> Information given
·····
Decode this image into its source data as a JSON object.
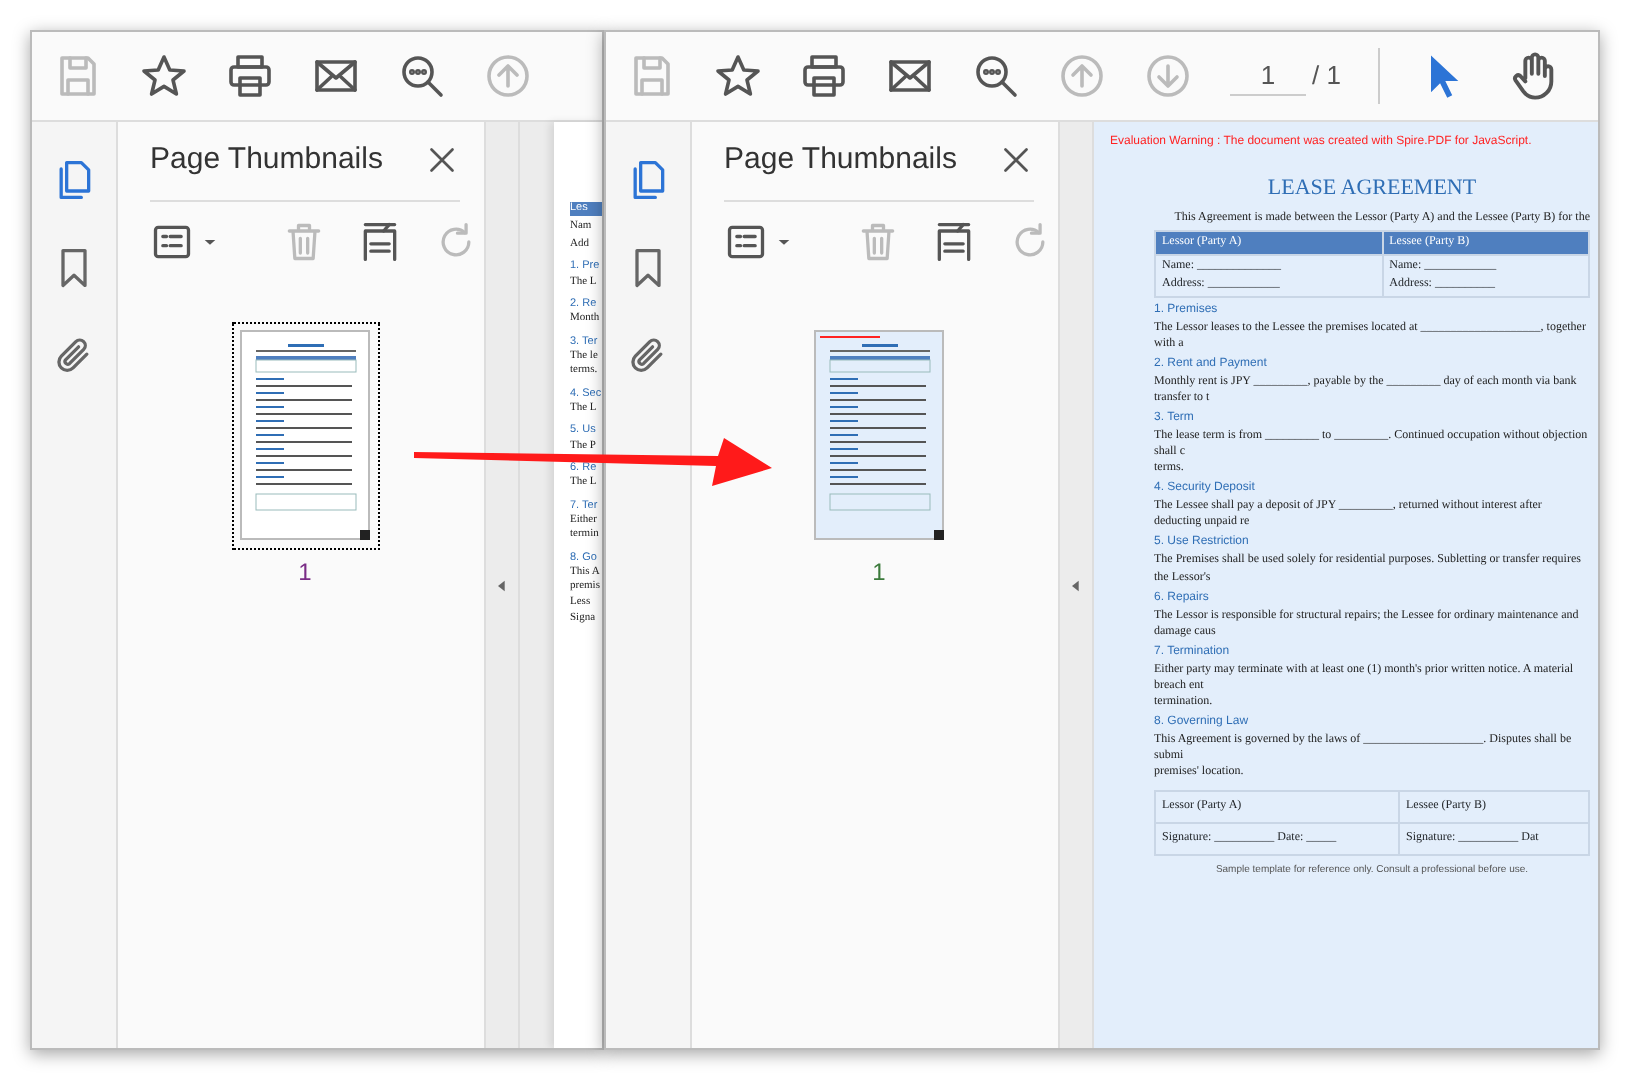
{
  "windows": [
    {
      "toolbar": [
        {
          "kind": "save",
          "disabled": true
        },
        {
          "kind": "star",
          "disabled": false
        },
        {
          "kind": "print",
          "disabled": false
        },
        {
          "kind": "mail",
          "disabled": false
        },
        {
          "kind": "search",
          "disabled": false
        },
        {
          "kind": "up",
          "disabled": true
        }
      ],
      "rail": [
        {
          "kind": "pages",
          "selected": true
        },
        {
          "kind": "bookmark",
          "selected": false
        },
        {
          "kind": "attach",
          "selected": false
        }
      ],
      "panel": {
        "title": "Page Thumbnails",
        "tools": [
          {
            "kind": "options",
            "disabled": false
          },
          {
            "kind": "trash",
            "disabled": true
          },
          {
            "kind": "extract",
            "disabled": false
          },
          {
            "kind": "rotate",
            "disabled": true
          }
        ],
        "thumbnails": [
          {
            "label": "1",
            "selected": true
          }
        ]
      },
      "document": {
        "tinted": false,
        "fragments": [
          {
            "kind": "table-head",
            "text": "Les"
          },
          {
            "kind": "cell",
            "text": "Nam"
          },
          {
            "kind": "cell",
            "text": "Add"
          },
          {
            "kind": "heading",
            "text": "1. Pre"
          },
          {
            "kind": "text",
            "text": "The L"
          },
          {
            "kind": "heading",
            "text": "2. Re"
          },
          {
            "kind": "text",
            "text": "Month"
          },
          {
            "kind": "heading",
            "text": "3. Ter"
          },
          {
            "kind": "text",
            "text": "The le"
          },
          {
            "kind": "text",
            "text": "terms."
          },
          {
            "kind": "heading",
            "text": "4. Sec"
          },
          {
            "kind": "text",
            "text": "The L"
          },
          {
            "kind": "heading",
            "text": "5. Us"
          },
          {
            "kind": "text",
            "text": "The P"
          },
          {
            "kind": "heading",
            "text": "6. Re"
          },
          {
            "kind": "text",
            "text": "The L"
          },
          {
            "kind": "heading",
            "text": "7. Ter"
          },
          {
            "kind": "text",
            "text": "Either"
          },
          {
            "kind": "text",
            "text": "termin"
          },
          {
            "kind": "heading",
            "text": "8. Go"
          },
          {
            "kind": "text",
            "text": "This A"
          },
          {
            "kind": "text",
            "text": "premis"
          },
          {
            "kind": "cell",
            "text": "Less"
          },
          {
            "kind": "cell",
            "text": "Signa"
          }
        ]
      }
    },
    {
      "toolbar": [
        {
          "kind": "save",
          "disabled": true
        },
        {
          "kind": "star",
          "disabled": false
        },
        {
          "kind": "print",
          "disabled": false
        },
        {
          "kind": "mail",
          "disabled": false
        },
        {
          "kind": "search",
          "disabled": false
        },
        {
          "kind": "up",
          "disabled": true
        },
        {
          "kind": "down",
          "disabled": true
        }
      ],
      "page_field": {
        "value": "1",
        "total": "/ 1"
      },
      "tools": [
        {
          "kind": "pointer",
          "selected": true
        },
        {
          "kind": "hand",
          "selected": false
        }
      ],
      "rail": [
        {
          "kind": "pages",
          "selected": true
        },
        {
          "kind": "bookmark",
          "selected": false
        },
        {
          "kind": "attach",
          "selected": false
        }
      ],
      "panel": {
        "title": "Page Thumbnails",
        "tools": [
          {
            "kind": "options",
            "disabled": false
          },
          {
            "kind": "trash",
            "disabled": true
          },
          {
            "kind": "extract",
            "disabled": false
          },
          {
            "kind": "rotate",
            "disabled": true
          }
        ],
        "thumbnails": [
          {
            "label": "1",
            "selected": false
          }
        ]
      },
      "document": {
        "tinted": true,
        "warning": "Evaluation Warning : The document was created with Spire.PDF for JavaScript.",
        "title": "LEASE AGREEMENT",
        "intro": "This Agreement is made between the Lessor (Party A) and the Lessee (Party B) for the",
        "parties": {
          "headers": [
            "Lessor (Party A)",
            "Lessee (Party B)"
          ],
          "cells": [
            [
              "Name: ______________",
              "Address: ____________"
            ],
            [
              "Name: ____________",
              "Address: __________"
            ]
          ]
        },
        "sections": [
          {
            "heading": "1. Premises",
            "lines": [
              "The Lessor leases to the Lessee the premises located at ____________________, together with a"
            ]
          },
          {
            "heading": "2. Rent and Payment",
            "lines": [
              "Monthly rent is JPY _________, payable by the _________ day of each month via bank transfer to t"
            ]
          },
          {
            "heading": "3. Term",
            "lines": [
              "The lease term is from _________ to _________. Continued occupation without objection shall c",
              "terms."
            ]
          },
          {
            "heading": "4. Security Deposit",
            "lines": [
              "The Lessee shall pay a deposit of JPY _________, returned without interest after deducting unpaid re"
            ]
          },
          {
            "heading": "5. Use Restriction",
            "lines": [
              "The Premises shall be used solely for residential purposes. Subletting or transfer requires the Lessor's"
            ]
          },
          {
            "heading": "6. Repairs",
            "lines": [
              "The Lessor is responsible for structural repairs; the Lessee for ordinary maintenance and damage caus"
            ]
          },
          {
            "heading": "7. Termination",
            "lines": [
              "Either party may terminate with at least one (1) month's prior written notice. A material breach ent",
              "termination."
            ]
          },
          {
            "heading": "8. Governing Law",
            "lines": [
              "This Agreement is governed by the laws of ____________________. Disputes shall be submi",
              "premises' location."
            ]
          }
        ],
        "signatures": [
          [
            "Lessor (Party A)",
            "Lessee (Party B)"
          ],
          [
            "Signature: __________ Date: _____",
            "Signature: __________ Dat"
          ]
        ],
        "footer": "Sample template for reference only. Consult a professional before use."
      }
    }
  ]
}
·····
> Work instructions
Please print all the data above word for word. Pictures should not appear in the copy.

> Solution
Decode this image into its source data as a JSON object.
{
  "windows": [
    {
      "toolbar": [
        {
          "kind": "save",
          "disabled": true
        },
        {
          "kind": "star",
          "disabled": false
        },
        {
          "kind": "print",
          "disabled": false
        },
        {
          "kind": "mail",
          "disabled": false
        },
        {
          "kind": "search",
          "disabled": false
        },
        {
          "kind": "up",
          "disabled": true
        }
      ],
      "rail": [
        {
          "kind": "pages",
          "selected": true
        },
        {
          "kind": "bookmark",
          "selected": false
        },
        {
          "kind": "attach",
          "selected": false
        }
      ],
      "panel": {
        "title": "Page Thumbnails",
        "tools": [
          {
            "kind": "options",
            "disabled": false
          },
          {
            "kind": "trash",
            "disabled": true
          },
          {
            "kind": "extract",
            "disabled": false
          },
          {
            "kind": "rotate",
            "disabled": true
          }
        ],
        "thumbnails": [
          {
            "label": "1",
            "selected": true
          }
        ]
      },
      "document": {
        "tinted": false,
        "fragments": [
          {
            "kind": "table-head",
            "text": "Les"
          },
          {
            "kind": "cell",
            "text": "Nam"
          },
          {
            "kind": "cell",
            "text": "Add"
          },
          {
            "kind": "heading",
            "text": "1. Pre"
          },
          {
            "kind": "text",
            "text": "The L"
          },
          {
            "kind": "heading",
            "text": "2. Re"
          },
          {
            "kind": "text",
            "text": "Month"
          },
          {
            "kind": "heading",
            "text": "3. Ter"
          },
          {
            "kind": "text",
            "text": "The le"
          },
          {
            "kind": "text",
            "text": "terms."
          },
          {
            "kind": "heading",
            "text": "4. Sec"
          },
          {
            "kind": "text",
            "text": "The L"
          },
          {
            "kind": "heading",
            "text": "5. Us"
          },
          {
            "kind": "text",
            "text": "The P"
          },
          {
            "kind": "heading",
            "text": "6. Re"
          },
          {
            "kind": "text",
            "text": "The L"
          },
          {
            "kind": "heading",
            "text": "7. Ter"
          },
          {
            "kind": "text",
            "text": "Either"
          },
          {
            "kind": "text",
            "text": "termin"
          },
          {
            "kind": "heading",
            "text": "8. Go"
          },
          {
            "kind": "text",
            "text": "This A"
          },
          {
            "kind": "text",
            "text": "premis"
          },
          {
            "kind": "cell",
            "text": "Less"
          },
          {
            "kind": "cell",
            "text": "Signa"
          }
        ]
      }
    },
    {
      "toolbar": [
        {
          "kind": "save",
          "disabled": true
        },
        {
          "kind": "star",
          "disabled": false
        },
        {
          "kind": "print",
          "disabled": false
        },
        {
          "kind": "mail",
          "disabled": false
        },
        {
          "kind": "search",
          "disabled": false
        },
        {
          "kind": "up",
          "disabled": true
        },
        {
          "kind": "down",
          "disabled": true
        }
      ],
      "page_field": {
        "value": "1",
        "total": "/ 1"
      },
      "tools": [
        {
          "kind": "pointer",
          "selected": true
        },
        {
          "kind": "hand",
          "selected": false
        }
      ],
      "rail": [
        {
          "kind": "pages",
          "selected": true
        },
        {
          "kind": "bookmark",
          "selected": false
        },
        {
          "kind": "attach",
          "selected": false
        }
      ],
      "panel": {
        "title": "Page Thumbnails",
        "tools": [
          {
            "kind": "options",
            "disabled": false
          },
          {
            "kind": "trash",
            "disabled": true
          },
          {
            "kind": "extract",
            "disabled": false
          },
          {
            "kind": "rotate",
            "disabled": true
          }
        ],
        "thumbnails": [
          {
            "label": "1",
            "selected": false
          }
        ]
      },
      "document": {
        "tinted": true,
        "warning": "Evaluation Warning : The document was created with Spire.PDF for JavaScript.",
        "title": "LEASE AGREEMENT",
        "intro": "This Agreement is made between the Lessor (Party A) and the Lessee (Party B) for the",
        "parties": {
          "headers": [
            "Lessor (Party A)",
            "Lessee (Party B)"
          ],
          "cells": [
            [
              "Name: ______________",
              "Address: ____________"
            ],
            [
              "Name: ____________",
              "Address: __________"
            ]
          ]
        },
        "sections": [
          {
            "heading": "1. Premises",
            "lines": [
              "The Lessor leases to the Lessee the premises located at ____________________, together with a"
            ]
          },
          {
            "heading": "2. Rent and Payment",
            "lines": [
              "Monthly rent is JPY _________, payable by the _________ day of each month via bank transfer to t"
            ]
          },
          {
            "heading": "3. Term",
            "lines": [
              "The lease term is from _________ to _________. Continued occupation without objection shall c",
              "terms."
            ]
          },
          {
            "heading": "4. Security Deposit",
            "lines": [
              "The Lessee shall pay a deposit of JPY _________, returned without interest after deducting unpaid re"
            ]
          },
          {
            "heading": "5. Use Restriction",
            "lines": [
              "The Premises shall be used solely for residential purposes. Subletting or transfer requires the Lessor's"
            ]
          },
          {
            "heading": "6. Repairs",
            "lines": [
              "The Lessor is responsible for structural repairs; the Lessee for ordinary maintenance and damage caus"
            ]
          },
          {
            "heading": "7. Termination",
            "lines": [
              "Either party may terminate with at least one (1) month's prior written notice. A material breach ent",
              "termination."
            ]
          },
          {
            "heading": "8. Governing Law",
            "lines": [
              "This Agreement is governed by the laws of ____________________. Disputes shall be submi",
              "premises' location."
            ]
          }
        ],
        "signatures": [
          [
            "Lessor (Party A)",
            "Lessee (Party B)"
          ],
          [
            "Signature: __________ Date: _____",
            "Signature: __________ Dat"
          ]
        ],
        "footer": "Sample template for reference only. Consult a professional before use."
      }
    }
  ]
}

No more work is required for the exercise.